When I told a friend that I was seeing Widespread Panic at the Orpheum last Friday, he did a double-take, flashing a look of derision that suggested that I'd told him I was seeing Fergie live--re-defining "Fraggle Rock" for the new millenium (see pictures from her tour here.) Of course, I understood my friend's bewilderment. This is the year 2007. It's the year of unwarranted presidential pardons. It's the year of Paris Hilton going to jail. It's the year of Mims. It's the year of the apocalypse. The point, if I indeed have one, is that this isn't the coolest time to be a "jam" fan.
If this were the late 90s and we were taking gravity bong hits inside a dorm room in Burlington, jam bands would probably make more sense. By contrast, those seem like the salad days of the Jam-era, a time when 2-ton dinosaurs like Phish, Panic, String Cheese, Moe, and the inexplicably popular acoustic yodels of Dave Matthews, stalked the dormitories of every east coast college kid with a bong and an eighth to burn. But Phish is dead. No one ever really liked Moe in the first place. String Cheese are on their final victory lap, (inevitably, choking on the second-hand smoke). And as for Dave Matthews, the Onion story: Dave Matthews-Not that Into himself Any More aptly summed him up.
Which leaves Athens-based Panic as the last hope of the old guard. A band who for better or worse has been unfairly saddled with the "jam band" tag, thanks to a knack for, it-sounds-really cool-when-you're-stoned guitar solos. But aside from being a guitar band that jams, Panic aren't at all like the former jam kings, Phish. Where Phish fused the Dead's genre-mashing and skill at covers to form a wholly new, light-hearted sound, Panic takes its clues from the gritty dirt-under-the fingernails, Southern rock that Duane and Greg Allman cooked up nearly 40 years ago.
The "Widespread" Portion of the Name Concerns Bassist and Horatio Sanz Look-A-Like, Dave Schools (Second From Right)Watching Panic on-stage strikes you with the feeling that you're seeing rock n' roll as it was meant to be played, primal, bluesy and raw. A six-piece in perfect harmony, the band rifles off otherworldly guitar licks, rollicking keys, and stadium-sized snare hits, backed by John "JB" Bell's whiskey-soaked croon.

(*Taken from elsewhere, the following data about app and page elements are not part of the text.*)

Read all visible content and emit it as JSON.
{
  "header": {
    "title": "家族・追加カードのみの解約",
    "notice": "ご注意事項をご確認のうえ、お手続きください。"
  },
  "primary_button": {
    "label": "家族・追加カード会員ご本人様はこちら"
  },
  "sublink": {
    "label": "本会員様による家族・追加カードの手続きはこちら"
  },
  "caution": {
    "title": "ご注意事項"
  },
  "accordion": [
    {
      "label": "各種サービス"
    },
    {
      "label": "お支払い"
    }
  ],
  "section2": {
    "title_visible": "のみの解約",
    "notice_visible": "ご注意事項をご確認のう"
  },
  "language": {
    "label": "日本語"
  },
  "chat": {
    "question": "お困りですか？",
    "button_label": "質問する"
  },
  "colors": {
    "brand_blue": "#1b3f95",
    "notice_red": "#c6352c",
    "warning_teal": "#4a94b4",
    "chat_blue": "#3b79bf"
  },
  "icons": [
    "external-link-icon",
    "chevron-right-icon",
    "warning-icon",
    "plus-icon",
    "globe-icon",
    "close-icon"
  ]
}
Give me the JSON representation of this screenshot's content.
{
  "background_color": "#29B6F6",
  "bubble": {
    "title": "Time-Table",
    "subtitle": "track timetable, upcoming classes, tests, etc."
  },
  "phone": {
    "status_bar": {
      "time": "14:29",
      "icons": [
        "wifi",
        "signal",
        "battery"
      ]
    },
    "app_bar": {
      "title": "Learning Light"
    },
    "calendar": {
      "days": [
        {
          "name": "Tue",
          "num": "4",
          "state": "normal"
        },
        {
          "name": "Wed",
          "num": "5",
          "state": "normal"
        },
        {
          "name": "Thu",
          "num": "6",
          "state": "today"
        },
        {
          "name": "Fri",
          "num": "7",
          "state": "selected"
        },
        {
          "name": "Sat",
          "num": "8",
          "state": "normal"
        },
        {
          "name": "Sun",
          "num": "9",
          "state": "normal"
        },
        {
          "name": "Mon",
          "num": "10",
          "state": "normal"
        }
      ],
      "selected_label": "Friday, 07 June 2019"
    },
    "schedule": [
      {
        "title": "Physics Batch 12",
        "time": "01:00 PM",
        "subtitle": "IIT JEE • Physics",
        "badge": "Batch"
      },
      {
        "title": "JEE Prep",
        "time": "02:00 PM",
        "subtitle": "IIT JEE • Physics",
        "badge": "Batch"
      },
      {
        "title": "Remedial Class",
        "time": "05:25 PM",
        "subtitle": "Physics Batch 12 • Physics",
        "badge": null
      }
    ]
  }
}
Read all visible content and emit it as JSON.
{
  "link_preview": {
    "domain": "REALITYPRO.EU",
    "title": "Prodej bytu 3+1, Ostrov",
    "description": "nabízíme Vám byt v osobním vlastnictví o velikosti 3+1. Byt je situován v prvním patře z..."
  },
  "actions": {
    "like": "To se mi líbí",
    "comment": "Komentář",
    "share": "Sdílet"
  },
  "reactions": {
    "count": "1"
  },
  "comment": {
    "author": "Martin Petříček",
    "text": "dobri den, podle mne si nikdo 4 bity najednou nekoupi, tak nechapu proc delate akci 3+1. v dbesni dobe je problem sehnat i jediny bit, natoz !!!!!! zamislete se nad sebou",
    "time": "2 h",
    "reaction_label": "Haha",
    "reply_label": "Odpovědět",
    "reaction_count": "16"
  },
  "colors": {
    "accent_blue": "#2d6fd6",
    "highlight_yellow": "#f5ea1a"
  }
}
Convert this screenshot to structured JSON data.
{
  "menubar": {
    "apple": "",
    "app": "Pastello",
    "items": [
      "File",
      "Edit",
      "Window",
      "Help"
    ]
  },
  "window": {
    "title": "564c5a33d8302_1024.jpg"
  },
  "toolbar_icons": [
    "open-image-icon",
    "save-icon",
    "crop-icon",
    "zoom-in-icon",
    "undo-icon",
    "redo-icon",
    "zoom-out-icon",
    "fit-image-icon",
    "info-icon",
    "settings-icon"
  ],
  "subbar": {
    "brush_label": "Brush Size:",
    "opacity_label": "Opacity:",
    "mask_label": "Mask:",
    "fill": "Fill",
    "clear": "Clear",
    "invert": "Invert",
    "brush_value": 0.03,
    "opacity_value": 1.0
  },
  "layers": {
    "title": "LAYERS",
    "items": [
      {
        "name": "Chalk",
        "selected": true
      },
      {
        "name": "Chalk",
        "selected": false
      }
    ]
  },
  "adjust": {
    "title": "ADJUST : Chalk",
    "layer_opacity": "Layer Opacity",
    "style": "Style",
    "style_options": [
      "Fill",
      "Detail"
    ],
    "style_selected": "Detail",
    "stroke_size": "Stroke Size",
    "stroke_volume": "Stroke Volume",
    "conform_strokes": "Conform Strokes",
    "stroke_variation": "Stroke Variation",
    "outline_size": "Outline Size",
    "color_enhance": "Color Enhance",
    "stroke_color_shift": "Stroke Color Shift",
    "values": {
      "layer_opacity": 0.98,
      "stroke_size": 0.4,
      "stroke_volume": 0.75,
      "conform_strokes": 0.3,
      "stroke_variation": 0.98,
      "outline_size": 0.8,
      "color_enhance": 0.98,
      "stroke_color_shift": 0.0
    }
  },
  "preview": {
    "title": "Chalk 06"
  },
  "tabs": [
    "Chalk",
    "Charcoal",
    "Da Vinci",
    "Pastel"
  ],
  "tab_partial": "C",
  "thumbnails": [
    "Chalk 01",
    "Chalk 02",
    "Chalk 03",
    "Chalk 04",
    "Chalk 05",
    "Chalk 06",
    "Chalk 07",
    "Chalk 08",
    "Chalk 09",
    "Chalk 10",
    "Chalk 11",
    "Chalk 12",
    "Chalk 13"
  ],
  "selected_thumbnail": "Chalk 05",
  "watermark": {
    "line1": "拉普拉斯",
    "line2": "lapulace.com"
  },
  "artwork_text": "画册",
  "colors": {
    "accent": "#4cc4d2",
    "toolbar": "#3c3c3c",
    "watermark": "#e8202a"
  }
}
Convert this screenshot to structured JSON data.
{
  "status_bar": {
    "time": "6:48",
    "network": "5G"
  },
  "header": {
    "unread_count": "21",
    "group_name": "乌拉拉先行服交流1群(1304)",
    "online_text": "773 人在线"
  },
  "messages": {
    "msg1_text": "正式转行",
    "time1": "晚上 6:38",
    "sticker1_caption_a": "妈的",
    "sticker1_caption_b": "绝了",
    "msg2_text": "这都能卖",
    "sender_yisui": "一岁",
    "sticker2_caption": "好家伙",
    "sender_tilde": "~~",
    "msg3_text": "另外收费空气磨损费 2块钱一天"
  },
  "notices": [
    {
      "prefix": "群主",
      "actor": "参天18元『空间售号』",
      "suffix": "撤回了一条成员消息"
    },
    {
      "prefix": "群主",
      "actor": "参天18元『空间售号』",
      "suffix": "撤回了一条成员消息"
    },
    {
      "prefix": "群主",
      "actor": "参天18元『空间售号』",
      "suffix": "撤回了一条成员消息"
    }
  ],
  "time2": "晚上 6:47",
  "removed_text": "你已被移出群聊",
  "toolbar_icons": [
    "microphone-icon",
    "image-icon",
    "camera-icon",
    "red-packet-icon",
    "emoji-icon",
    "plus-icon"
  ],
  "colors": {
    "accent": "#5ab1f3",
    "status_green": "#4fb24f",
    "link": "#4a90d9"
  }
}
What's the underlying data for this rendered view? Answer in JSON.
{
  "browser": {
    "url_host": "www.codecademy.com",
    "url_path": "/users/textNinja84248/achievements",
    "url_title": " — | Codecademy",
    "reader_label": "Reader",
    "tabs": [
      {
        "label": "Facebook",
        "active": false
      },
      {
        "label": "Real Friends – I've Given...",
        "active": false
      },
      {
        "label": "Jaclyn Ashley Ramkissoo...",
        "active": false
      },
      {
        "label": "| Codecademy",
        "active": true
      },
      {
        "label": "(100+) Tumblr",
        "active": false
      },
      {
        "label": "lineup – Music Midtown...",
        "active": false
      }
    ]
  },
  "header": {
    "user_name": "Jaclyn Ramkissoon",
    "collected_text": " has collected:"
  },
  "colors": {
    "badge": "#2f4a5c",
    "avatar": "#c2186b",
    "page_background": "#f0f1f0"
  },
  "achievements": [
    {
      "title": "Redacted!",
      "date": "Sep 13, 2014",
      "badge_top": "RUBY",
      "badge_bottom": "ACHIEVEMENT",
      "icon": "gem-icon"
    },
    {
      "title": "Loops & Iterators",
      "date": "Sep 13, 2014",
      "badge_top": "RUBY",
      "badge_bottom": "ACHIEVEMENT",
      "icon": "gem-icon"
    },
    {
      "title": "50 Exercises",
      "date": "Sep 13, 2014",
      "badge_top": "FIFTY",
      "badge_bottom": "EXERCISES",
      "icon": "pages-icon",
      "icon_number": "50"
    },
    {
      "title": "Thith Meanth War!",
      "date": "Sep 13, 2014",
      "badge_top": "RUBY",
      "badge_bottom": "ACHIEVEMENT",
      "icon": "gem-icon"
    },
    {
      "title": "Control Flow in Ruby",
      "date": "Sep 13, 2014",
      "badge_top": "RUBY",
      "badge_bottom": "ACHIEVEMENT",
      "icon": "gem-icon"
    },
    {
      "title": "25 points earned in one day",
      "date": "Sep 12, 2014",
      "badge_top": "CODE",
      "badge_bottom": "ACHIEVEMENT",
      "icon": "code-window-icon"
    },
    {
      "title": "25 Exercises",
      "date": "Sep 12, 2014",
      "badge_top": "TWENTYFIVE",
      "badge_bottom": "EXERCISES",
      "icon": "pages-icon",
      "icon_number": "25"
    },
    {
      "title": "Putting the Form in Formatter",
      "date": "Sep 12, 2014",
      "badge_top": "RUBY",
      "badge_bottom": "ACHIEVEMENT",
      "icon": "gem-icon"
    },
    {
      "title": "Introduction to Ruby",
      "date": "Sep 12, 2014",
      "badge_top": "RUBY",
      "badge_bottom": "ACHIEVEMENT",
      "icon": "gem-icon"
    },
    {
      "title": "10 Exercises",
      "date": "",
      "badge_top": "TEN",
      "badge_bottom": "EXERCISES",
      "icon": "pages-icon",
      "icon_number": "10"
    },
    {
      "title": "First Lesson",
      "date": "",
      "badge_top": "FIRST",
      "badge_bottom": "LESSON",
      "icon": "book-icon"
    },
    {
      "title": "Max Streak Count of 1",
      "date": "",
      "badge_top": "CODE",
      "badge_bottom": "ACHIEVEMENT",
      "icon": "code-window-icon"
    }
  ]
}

Rocking the tiny art-deco Orpheum, Panic's powerful combination of energy and sound pushing your wig back, flooding into your ears. Loud.
Of course, at this point, you might be wondering how I've even made it four paragraphs writing about a Widespread Panic show without even mentioning any form of illicit substance. Good point. Attending a Panic show sober is like attending a Klan meeting nude. You feel even more out of place than you'd normally feel. Not to mention there is the high probability that you'll leave the room feeling a great deal more disturbed by humanity than you ever thought possible.
The place is a veritable pharmaceutical wonderland. Dudes knife through the crowd shouting, "doses," "rolls," "molly." People get carried out on stretchers. Post-show, the parking lot abruptly turned into a whippet party. I kid you not. As a friend pointed out, "what is this, 2001?" These people know how to party. And they do it well, giving off an air of conviviality and affability sorely lacking in Los Angeles. Everyone smiles, carrying strong drink in their hands. It's the sort of scene where you're as apt to run into one of LA's best bloggers, as you are to stumble into a drugged out hippie, begging you to give up your backstage pass just to sit next to Panic lead guitarist Jimmy Herring for two minutes.
Tireless performers, they played three hours, pouring every ounce of energy that they had into the show. And they've done it night in and night, with a different set list each night, for 20-plus years. I'm not about to drop everything and follow these guys x-country, but I can't fault anyone for wanting to do so for at least a week or two. Just be forewarned that if a guy comes up and asks you to buy some "Molly," he isn't trying to sell you bootlegged DVD's of the Breakfast Club.
MP3: Widespread Panic-Live @ Bonnaroo 6/17/07 (left-click)